Reproduce each record below exactly as written.
[Start of section]
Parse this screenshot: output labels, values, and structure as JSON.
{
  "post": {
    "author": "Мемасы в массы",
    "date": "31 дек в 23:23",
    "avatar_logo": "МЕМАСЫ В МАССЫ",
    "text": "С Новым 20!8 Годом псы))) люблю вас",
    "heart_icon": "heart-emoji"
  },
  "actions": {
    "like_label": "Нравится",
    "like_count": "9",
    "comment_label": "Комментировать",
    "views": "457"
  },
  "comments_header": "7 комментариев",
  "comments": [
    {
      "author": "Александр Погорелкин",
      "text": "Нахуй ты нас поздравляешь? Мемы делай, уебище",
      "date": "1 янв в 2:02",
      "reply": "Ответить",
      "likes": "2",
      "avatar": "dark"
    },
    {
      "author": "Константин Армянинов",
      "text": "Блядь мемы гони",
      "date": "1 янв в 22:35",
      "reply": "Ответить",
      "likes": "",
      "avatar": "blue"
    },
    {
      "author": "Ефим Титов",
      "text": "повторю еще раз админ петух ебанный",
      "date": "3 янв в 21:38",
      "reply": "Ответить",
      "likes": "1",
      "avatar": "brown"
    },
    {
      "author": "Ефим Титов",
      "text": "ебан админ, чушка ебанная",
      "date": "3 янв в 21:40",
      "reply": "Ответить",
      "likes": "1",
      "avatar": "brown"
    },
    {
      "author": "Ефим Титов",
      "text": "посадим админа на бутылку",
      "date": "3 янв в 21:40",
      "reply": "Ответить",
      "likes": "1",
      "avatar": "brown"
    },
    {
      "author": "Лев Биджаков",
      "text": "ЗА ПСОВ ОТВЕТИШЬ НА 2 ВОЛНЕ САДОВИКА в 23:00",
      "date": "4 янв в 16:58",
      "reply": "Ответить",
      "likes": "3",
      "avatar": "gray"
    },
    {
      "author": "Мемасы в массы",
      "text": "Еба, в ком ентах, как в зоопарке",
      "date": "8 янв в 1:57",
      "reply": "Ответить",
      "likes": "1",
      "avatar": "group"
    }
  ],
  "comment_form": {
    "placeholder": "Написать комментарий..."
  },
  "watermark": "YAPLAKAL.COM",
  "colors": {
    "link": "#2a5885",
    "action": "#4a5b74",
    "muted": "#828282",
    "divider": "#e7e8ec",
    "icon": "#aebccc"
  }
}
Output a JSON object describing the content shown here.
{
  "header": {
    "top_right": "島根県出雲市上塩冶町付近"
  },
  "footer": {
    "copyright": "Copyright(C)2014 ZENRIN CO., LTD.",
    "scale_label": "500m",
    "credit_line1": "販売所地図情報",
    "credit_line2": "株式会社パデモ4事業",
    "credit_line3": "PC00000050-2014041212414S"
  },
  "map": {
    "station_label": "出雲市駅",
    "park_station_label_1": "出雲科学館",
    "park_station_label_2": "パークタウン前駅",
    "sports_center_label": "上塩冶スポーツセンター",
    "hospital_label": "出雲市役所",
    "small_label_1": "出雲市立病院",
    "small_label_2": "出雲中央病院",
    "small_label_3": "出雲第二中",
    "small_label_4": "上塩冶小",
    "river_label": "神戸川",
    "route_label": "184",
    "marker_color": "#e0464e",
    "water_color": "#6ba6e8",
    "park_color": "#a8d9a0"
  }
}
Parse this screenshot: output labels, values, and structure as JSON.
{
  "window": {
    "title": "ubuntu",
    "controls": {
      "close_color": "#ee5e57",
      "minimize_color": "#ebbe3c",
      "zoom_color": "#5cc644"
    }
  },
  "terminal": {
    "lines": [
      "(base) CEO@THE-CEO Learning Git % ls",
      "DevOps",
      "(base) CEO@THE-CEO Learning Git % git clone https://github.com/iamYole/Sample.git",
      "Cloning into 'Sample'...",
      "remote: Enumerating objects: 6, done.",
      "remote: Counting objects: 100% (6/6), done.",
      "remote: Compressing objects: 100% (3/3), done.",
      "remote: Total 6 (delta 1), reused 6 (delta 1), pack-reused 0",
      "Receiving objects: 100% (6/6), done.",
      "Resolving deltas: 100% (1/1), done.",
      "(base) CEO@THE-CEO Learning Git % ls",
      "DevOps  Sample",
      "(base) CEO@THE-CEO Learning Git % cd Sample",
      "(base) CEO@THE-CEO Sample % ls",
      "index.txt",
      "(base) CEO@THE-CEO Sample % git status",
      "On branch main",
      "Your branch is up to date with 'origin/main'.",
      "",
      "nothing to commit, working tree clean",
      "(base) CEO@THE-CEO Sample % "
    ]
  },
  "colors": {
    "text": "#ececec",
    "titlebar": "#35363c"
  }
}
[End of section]
Exercise answer:
Parse this screenshot: output labels, values, and structure as JSON.
{
  "post": {
    "author": "Мемасы в массы",
    "date": "31 дек в 23:23",
    "avatar_logo": "МЕМАСЫ В МАССЫ",
    "text": "С Новым 20!8 Годом псы))) люблю вас",
    "heart_icon": "heart-emoji"
  },
  "actions": {
    "like_label": "Нравится",
    "like_count": "9",
    "comment_label": "Комментировать",
    "views": "457"
  },
  "comments_header": "7 комментариев",
  "comments": [
    {
      "author": "Александр Погорелкин",
      "text": "Нахуй ты нас поздравляешь? Мемы делай, уебище",
      "date": "1 янв в 2:02",
      "reply": "Ответить",
      "likes": "2",
      "avatar": "dark"
    },
    {
      "author": "Константин Армянинов",
      "text": "Блядь мемы гони",
      "date": "1 янв в 22:35",
      "reply": "Ответить",
      "likes": "",
      "avatar": "blue"
    },
    {
      "author": "Ефим Титов",
      "text": "повторю еще раз админ петух ебанный",
      "date": "3 янв в 21:38",
      "reply": "Ответить",
      "likes": "1",
      "avatar": "brown"
    },
    {
      "author": "Ефим Титов",
      "text": "ебан админ, чушка ебанная",
      "date": "3 янв в 21:40",
      "reply": "Ответить",
      "likes": "1",
      "avatar": "brown"
    },
    {
      "author": "Ефим Титов",
      "text": "посадим админа на бутылку",
      "date": "3 янв в 21:40",
      "reply": "Ответить",
      "likes": "1",
      "avatar": "brown"
    },
    {
      "author": "Лев Биджаков",
      "text": "ЗА ПСОВ ОТВЕТИШЬ НА 2 ВОЛНЕ САДОВИКА в 23:00",
      "date": "4 янв в 16:58",
      "reply": "Ответить",
      "likes": "3",
      "avatar": "gray"
    },
    {
      "author": "Мемасы в массы",
      "text": "Еба, в ком ентах, как в зоопарке",
      "date": "8 янв в 1:57",
      "reply": "Ответить",
      "likes": "1",
      "avatar": "group"
    }
  ],
  "comment_form": {
    "placeholder": "Написать комментарий..."
  },
  "watermark": "YAPLAKAL.COM",
  "colors": {
    "link": "#2a5885",
    "action": "#4a5b74",
    "muted": "#828282",
    "divider": "#e7e8ec",
    "icon": "#aebccc"
  }
}
Output a JSON object describing the content shown here.
{
  "header": {
    "top_right": "島根県出雲市上塩冶町付近"
  },
  "footer": {
    "copyright": "Copyright(C)2014 ZENRIN CO., LTD.",
    "scale_label": "500m",
    "credit_line1": "販売所地図情報",
    "credit_line2": "株式会社パデモ4事業",
    "credit_line3": "PC00000050-2014041212414S"
  },
  "map": {
    "station_label": "出雲市駅",
    "park_station_label_1": "出雲科学館",
    "park_station_label_2": "パークタウン前駅",
    "sports_center_label": "上塩冶スポーツセンター",
    "hospital_label": "出雲市役所",
    "small_label_1": "出雲市立病院",
    "small_label_2": "出雲中央病院",
    "small_label_3": "出雲第二中",
    "small_label_4": "上塩冶小",
    "river_label": "神戸川",
    "route_label": "184",
    "marker_color": "#e0464e",
    "water_color": "#6ba6e8",
    "park_color": "#a8d9a0"
  }
}
Parse this screenshot: output labels, values, and structure as JSON.
{
  "window": {
    "title": "ubuntu",
    "controls": {
      "close_color": "#ee5e57",
      "minimize_color": "#ebbe3c",
      "zoom_color": "#5cc644"
    }
  },
  "terminal": {
    "lines": [
      "(base) CEO@THE-CEO Learning Git % ls",
      "DevOps",
      "(base) CEO@THE-CEO Learning Git % git clone https://github.com/iamYole/Sample.git",
      "Cloning into 'Sample'...",
      "remote: Enumerating objects: 6, done.",
      "remote: Counting objects: 100% (6/6), done.",
      "remote: Compressing objects: 100% (3/3), done.",
      "remote: Total 6 (delta 1), reused 6 (delta 1), pack-reused 0",
      "Receiving objects: 100% (6/6), done.",
      "Resolving deltas: 100% (1/1), done.",
      "(base) CEO@THE-CEO Learning Git % ls",
      "DevOps  Sample",
      "(base) CEO@THE-CEO Learning Git % cd Sample",
      "(base) CEO@THE-CEO Sample % ls",
      "index.txt",
      "(base) CEO@THE-CEO Sample % git status",
      "On branch main",
      "Your branch is up to date with 'origin/main'.",
      "",
      "nothing to commit, working tree clean",
      "(base) CEO@THE-CEO Sample % "
    ]
  },
  "colors": {
    "text": "#ececec",
    "titlebar": "#35363c"
  }
}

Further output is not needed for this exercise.